Columbia and the media: a one-month report card
Controversy, real and imagined
Controversy and dissent, like it or not, is vital to the media: if everyone agreed on everything, then there would be very little to report, and little incentive for the public to read or watch. This is likely one of the main reasons why Columbia remains in the news even today, as evidence of possible disagreement or miscommunication among engineers and flight controllers during the mission surfaces through exchanges of emails that NASA has been releasing. This is also why there have been a number of articles attempting to reignite the debate about manned vs. unmanned spaceflight, even though there is scant evidence that the Bush Administration, the vast majority of members of Congress, and the majority of the American people, have any interest in abandoning manned flight for robotic missions.
A case in point is a poll conducted shortly after the accident by ABC News and the Washington Post. The poll results showed that four out of five Americans believed that NASA should continue the shuttle program and two out of three thought that the space program; in other words, there was no evidence of a conflict between the American people and the shuttle program. ABC dutifully reported on the poll results with an article on its web site. However, the Washington Post, one of the cosponsors of the poll, relegated the poll results to the last three paragraphs of a column that discussed the results of two other unrelated polls.
The media has also proven to be susceptible to a little grandstanding. In last week’s House Science Committee hearings, ostensibly about NASA’s proposed budget but primarily focusing on the Columbia investigation, most of the Congressmen, both Republicans and Democrats, engaged NASA administrator Sean O’Keefe in spirited but generally cordial questioning. The major exception, though, was Anthony Weiner, a Democrat who represents portions of Brooklyn and Queens, New York, who launched into a diatribe wondering why emails that suggested the possibility of serious problems with the shuttle did not reach O’Keefe, in one case comparing the Columbia accident with Challenger. When O’Keefe attempted to answer, Weiner cut him off on more than one occasion.
Guess who got a lot of coverage in news articles about the hearing?
It’s one thing if Weiner had a long record of interest in NASA, from either a critical or supportive standpoint. However, that’s not the case: even though he serves on the space and aeronautics subcommittee of the House Science Committee, space has taken a low priority over aeronautics and other issues.
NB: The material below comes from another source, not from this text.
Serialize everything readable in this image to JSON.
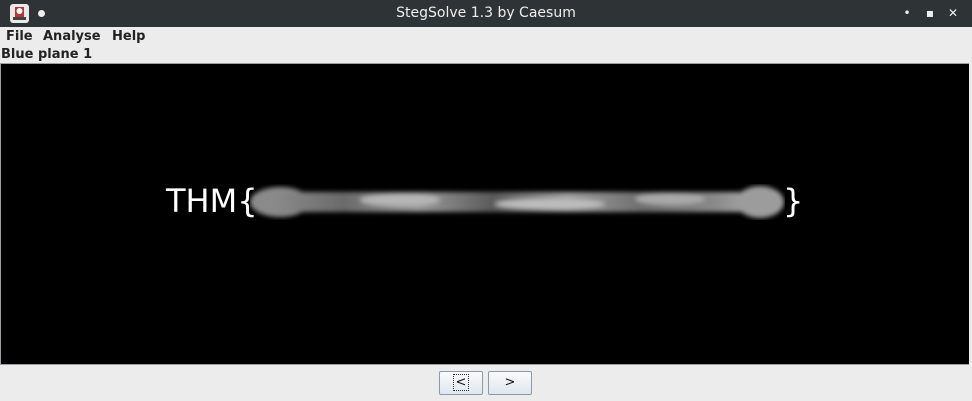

Weiner, now in his third term in Congress, has only one press release on his web site about space; that one was published last month just before the joint House-Senate hearing about the accident. Weiner has issued more press releases about a plan to film a movie about former New York City major Rudy Giuliani in Montreal.
What also didn’t make it into the media was the subtle but clear rebuke that the chairman of the committee, Sherwood Boehlert, delivered shortly after Weiner’s remarks. (Boehlert was not in the hearing room when Weiner spoke, as he attended a homeland security briefing, but was apparently brought up to date shortly after he returned.) “I understand, Mr. Administrator, than in my absence there was a little bit of excitement generated in an exchange with Mr. Weiner,” Boehlert said. “I understand that in his enthusiasm that he went a little far in comparing this with the Challenger situation… I think it’s a little bit premature to do any finger-pointing at this stage.” Such comments are not commonly heard in Congressional hearings, particularly on topics, like NASA, where there is typically broad bipartisan support and little partisan rancor. Yet Boehlert’s comments weren’t deemed newsworthy, while Weiner’s commentary was widely reported. (A few did note that Weiner apologized for getting “a little hot under the collar” but still failed to pick up on Boehlert’s comments.)
Coverage of the investigation continues, but until the Accident Investigation Board releases its reports—or other major revelations are made—the accident will not get anywhere near the press it received in February. This will be especially true if war does start in Iraq in the coming weeks. This trend may be a beneficial development, since those reporters left to continue on the shuttle beat are more likely to be knowledgeable and experienced than those drafted to cover the story in its initial phases. It will also help even the playing field between the mass media outlets and the niche space-specific media. Nonetheless, keep an eye on what the media are doing, because what you see or read is often not the whole story.